The extent to which benzynes react with various trapping agents is an important question in synthetic chemistry due to its versatility to produce products that can be used as pharmaceuticals, dyes and other complex molecules. The hexadehydro-Diels-Alder (HDDA) reaction allows the generation of benzynes in situ which then can be efficiently trapped to synthesize complex products in one step with high yields. Reactions of HDDA - derived benzynes with trapping agents such as thioamides, alcohols, pyrroles, silyl ethers and multifunctional natural products have been studied in previous research.
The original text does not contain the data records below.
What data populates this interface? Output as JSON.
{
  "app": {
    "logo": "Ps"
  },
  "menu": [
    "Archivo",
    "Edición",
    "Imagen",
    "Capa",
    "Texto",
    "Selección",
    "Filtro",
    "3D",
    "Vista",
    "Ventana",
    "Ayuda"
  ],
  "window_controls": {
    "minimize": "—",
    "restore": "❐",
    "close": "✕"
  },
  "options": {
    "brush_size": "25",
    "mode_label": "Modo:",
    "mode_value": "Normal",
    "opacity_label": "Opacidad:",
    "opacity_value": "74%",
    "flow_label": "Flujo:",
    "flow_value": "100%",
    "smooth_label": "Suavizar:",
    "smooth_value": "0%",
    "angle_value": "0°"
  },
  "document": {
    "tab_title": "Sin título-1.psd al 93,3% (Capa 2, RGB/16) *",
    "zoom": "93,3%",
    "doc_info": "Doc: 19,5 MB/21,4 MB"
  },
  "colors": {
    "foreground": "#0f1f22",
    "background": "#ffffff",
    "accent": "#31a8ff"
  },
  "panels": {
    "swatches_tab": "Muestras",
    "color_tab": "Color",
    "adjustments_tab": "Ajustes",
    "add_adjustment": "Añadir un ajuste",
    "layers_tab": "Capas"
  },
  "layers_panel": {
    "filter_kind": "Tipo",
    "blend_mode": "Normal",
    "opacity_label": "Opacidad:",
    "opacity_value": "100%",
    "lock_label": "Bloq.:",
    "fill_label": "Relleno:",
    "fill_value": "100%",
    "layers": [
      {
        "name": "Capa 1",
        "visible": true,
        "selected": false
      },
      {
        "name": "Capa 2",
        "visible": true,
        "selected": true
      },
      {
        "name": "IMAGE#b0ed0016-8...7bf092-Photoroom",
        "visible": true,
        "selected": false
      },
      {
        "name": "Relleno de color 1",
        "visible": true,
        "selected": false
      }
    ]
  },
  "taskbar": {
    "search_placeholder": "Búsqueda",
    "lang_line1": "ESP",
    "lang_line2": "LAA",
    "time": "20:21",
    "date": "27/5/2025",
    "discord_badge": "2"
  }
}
In this research, the reactions of HDDA-derived benzynes with diaziridines is explored because it is possible to form indoles as the final product; indole derivatives play an important role in pharmacological drug discovery and analysis, such as in its use for anticancer, antiHIV and antidiabetic pharmaceuticals. The synthesis, characterization and investigation of several benzyne precursors, diaziridines, and their corresponding reactions were examined in this research along with the optimization of the reaction conditions for the synthesis of diaziridines.
Food is essential to life. The United States Department of Agriculture (USDA) plays an indispensable role in ensuring people have access to healthy food. However, the data on the USDA website is not easy to access. Users must download many files to get data about animals, crops, the weather, and so on. To make the data more accessible to the general public, I built a web-based application to help make the data easy to access, explore, and compare. My application integrates multiple datasets from USDA website to provide graphic visualizations that enable users to get the exact, specific data intervals and information they want. Moreover, viewers can fully understand the trends of different types of crop yields in last decade and the factors behind those trends by interactively manipulating the information that interests them. To be specific, viewers can easily access and compare the crop yields according to different kinds of crop, state, and year. My research enables users to visualize and interact with many datasets instead of downloading all of them. The achievement of the research is not only to provide the convenience to interact and get specific crop yields tendency, but also explain the reasons behind these trends.